In today’s fractured media landscape of not just hundreds of television channels, but more than 1,000,000,000 Web sites worldwide, creating attention and interest is crucial. Even chatting a friend now involves choosing among multiple technology options, each of which has significant advantages and pitfalls, making the choices of messages and tools a dizzying exercise.
The use of one or more media platforms to “narrowcast” an intense message to a targeted public is a widely-accepted tactic for promotion. But what is the strategy behind the tactic? What message to which group? Who creates the content and how can it be leveraged? Is an advertising buy necessary?
We use a disciplined approach to the development of in-person experiences, media-focused programs and online presence(s) to achieve your goals with specific audiences.
There is no substitute for experience, especially in the forethought and follow-through of the fine details which stamp a program with the mark of quality. Our goal of “every detail handled every time” has been the standard by which these projects (among others) have succeeded:
≡ Special Olympics World Games Los Angeles 2015:
Although created in the U.S., the Special Olympics World Summer Games had not been held on American soil since 1999 and was very modestly covered with less than a year to go.
Using an aggressive program of direct messaging, in-person meetings and online outreach, our media recruitment effort resulted in approval of a World Games-record 1,728 press, online, radio and television media, an amazing 194% of the prior record total from 2011.
A follow-up daily e-mail package of media advisories and high-lights maximized coverage of the 6,163 athletes from 164 nations.
≡ World Baseball Classic:
The first-ever international, “world-championship” baseball tournament to feature Major League and other professional players was organized by Major League Baseball in 2006, with succeeding editions in 2009 and 2013.
Perelman, Pioneer was asked to create the media operations program for all three editions, offering full-service media facilities at all five U.S. sites in 2006, the six sites in the U.S., Canada and Mexico in 2009 and eight sites in the U.S., Japan and Taiwan for the 39 games played in 18 days in 2013.
Media turnout was strong, with more than 5,200 credentials issued in all three editions, with a recruited support staff of 239 (2006), 156 (2009) and 103 (2013).

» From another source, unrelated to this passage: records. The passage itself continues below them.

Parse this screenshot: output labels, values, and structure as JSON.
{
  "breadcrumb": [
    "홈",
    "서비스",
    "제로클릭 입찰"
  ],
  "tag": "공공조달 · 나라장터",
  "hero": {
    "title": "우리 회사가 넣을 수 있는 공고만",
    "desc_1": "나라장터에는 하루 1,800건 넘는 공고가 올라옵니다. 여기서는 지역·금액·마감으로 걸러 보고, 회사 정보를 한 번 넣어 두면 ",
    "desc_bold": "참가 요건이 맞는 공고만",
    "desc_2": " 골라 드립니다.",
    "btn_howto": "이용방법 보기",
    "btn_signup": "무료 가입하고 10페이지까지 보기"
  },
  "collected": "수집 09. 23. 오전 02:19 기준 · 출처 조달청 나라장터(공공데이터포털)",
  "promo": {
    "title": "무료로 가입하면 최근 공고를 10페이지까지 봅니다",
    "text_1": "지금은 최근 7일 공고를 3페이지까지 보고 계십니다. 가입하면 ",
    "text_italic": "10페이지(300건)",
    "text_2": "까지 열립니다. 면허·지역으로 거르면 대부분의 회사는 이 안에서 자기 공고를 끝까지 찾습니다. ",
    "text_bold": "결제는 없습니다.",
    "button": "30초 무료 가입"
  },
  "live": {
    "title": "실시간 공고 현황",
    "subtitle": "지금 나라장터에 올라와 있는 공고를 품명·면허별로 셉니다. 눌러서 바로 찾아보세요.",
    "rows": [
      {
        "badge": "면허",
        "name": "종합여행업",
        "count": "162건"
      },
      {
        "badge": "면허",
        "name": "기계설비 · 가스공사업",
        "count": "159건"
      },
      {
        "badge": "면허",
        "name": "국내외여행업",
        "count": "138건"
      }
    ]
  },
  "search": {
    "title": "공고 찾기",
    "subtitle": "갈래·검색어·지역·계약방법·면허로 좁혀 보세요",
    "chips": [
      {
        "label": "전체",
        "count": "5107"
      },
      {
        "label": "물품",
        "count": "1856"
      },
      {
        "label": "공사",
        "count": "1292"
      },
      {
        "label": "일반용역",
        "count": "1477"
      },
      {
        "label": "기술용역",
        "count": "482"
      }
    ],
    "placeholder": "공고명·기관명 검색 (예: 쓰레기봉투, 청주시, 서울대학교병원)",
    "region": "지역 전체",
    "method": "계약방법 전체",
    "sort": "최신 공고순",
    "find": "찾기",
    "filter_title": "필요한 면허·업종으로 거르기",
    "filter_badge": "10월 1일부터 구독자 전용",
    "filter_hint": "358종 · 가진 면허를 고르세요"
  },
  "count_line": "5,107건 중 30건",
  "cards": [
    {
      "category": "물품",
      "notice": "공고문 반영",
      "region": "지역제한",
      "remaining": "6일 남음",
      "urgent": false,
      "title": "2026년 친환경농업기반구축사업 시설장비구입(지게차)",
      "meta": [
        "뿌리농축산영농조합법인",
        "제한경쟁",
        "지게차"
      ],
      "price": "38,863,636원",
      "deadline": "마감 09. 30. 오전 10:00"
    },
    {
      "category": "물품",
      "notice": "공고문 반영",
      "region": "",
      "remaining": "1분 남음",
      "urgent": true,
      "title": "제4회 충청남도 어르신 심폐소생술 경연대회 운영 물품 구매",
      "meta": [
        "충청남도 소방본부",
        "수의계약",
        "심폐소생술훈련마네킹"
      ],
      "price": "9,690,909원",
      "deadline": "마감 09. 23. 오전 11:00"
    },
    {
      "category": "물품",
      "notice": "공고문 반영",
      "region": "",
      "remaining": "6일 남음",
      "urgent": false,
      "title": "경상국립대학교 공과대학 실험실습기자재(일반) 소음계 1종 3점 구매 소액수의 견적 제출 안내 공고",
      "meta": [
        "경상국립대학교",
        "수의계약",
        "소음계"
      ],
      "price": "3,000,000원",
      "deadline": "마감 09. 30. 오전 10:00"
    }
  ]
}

≡ Los Angeles Marathon:
Engaged to handle media relations by the new ownership group just 17 days prior to the Memorial Day 2009 race, a high-velocity effort raised the race’s profile through 20 news releases in 15 days and the creation of a comprehensive media guide in four days. Heavy outreach to local and running media created excellent pick-up as the race approached and coverage totaled 6.94 million impressions in print and 62.56 million on online sites, plus radio and television exposure.
Our efforts in 2010 and 2011 were more expansive, but were limited to 80 and 88 days, respectively. With more lead time, but without advance planning, “winning stories” were identified from race entries that led to in-depth features on emerging Kenyan marathon star Wesley Korir in the Los Angeles Times that jump-started coverage locally and nationally (2010) and on former sumo wrestler Kelly Gneiting’s successful Guinness World Record attempt for the heaviest person ever to complete a marathon (and day-after appearance on NBC’s “The Tonight Show”) in 2011.
These expanded efforts in 2010-11 resulted in more than 8 million print impressions and 124-132 million online in each year.
≡ Games of the XXIII Olympiad: Los Angeles 1984:
As Vice President/Press Operations, Rich Perelman developed and managed the Los Angeles Olympic Organizing Committee’s Press Operations department, responsible for the support of 8,700 print, photographic and broadcast media attending the Games.
The scope of the $9.4 million effort (= $21.7 million in 2016) included a massive, 334,000 square foot Main Press Center, smaller satellite facilities at 36 competition and athlete’s village sites and the first-ever electronic-inquiry athlete database available for press use, offering user-retrievable biographies and statistics on 2,400 athletes.
Starting from scratch, a team of 25 full-time employees and 1,378 Games-period employees was recruited, trained and assigned for press operations support. The program was awarded the AIPS Trophy by the Association Internationale de la Presse Sportive for the finest media facilities of any event that year.